Unfortunately, when he was called back to meet the director and read with some of the child actors, he was wearing a big black boot, having just fractured his fibula while working on "Godzilla". “I promised that I'd be better in time for filming,” he said. "Steven was able to build a very believable relationship with Calum,” director/writer Demeestere told us in an email. “In the limited amount of time of a low-budget shoot, with almost no rehearsal, it was wonderful to watch them start to feel like a real father-and-son pair."
Also in 2015, Steven portrayed Buck Nelson in the vampire thriller “Sacred Blood” by Christopher Coppola. “Steven is one of those actors who stays in the moment, captures the magic and shares it with the audience,” Coppola wrote us in an email (for more on the film see
Far from the malevolent and foggy San Francisco of “Sacred Blood”, Wiig lives in the hills above Sausalito with his wife Patricia and son Magnus. He fell in love with the town in 1995, while working with Metallica at The Record Plant, and with Patricia, whom he met and married in Minnesota, shortly thereafter.

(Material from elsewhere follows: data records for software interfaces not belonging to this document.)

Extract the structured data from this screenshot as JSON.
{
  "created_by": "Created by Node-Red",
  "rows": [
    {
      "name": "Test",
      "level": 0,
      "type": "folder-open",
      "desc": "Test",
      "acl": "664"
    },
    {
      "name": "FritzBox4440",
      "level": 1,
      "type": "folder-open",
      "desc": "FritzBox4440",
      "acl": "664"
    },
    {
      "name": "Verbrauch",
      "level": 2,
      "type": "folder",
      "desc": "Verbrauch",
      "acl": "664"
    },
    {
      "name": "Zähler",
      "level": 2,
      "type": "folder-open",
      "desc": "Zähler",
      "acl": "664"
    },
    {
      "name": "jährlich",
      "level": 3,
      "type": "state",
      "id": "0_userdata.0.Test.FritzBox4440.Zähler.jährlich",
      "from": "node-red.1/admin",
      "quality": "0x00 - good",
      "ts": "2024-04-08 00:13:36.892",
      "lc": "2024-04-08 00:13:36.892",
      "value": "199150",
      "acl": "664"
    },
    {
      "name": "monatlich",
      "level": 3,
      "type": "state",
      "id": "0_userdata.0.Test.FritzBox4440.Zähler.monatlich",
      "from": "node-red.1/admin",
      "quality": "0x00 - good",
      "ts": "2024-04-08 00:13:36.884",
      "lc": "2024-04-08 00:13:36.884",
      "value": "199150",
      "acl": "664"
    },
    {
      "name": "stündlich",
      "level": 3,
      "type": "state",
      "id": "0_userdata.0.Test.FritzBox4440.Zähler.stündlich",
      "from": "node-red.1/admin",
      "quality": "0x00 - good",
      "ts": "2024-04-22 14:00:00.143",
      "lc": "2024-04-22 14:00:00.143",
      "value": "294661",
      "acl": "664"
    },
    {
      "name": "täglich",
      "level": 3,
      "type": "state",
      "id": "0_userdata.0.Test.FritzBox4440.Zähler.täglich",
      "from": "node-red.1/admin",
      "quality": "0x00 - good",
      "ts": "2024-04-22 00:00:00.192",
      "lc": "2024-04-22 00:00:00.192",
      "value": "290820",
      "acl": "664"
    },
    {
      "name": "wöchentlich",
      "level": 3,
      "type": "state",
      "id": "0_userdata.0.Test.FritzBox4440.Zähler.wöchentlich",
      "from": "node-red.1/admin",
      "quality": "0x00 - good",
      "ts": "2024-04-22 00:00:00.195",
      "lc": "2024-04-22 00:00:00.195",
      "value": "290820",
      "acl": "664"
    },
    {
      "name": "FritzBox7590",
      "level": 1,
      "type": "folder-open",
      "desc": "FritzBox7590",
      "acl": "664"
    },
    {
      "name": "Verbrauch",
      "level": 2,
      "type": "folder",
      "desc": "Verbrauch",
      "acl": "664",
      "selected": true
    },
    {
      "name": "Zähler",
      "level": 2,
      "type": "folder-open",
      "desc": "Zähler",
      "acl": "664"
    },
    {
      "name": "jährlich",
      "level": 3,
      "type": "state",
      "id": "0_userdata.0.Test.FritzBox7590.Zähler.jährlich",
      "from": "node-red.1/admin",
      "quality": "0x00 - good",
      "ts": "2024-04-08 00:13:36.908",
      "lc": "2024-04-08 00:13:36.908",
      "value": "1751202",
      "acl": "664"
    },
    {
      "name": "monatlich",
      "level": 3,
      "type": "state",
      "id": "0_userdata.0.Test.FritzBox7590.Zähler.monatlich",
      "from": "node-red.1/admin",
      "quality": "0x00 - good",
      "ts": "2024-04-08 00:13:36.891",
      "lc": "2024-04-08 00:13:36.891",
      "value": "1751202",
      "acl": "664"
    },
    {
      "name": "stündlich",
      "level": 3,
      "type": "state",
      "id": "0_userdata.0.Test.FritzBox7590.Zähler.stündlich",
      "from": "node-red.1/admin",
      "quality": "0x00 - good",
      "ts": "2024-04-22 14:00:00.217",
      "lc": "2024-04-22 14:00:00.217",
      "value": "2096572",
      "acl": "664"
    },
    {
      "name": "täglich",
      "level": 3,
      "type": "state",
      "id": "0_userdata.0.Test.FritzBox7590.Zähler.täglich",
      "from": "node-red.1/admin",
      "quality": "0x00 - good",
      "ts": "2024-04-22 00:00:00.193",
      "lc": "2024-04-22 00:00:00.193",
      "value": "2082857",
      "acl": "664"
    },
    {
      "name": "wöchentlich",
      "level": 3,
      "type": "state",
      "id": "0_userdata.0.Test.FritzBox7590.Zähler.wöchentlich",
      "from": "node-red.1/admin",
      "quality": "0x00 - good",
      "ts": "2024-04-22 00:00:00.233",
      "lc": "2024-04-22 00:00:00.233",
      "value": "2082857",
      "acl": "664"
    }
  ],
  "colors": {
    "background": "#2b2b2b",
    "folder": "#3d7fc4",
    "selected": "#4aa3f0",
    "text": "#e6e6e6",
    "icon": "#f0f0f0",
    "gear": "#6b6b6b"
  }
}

Wiig on the set of 'Dead Metaphors'. photo: courtesy S. Wiig
When not acting in or promoting a film, Wiig teaches drawing and drumming, coaches a Little League team (recently to a regional championship), and is the annual online host for the Sausalito Art Festival. He also just graduated from the Sausalito Citizen's Police Academy.
And his career? “There's no real master plan here,” Wiig allowed, with his trademark quizzical grin. “If anything, my goal is to stay loyal to my hungry curiosity. When I feel satisfied or that I've gotten what I what I was seeking, that's a clue that it's time to find something new… Ultimately, I'm just trying to keep MYSELF entertained!”
Jay Randy Gordon
is The MARINsider, the author of '
' and the founder of
and can be reached
Doniphan Blair is a writer, film magazine publisher, designer and filmmaker ('
Our Holocaust Vacation
'), who can be reached
Posted on Jul 06, 2016 - 12:37 PM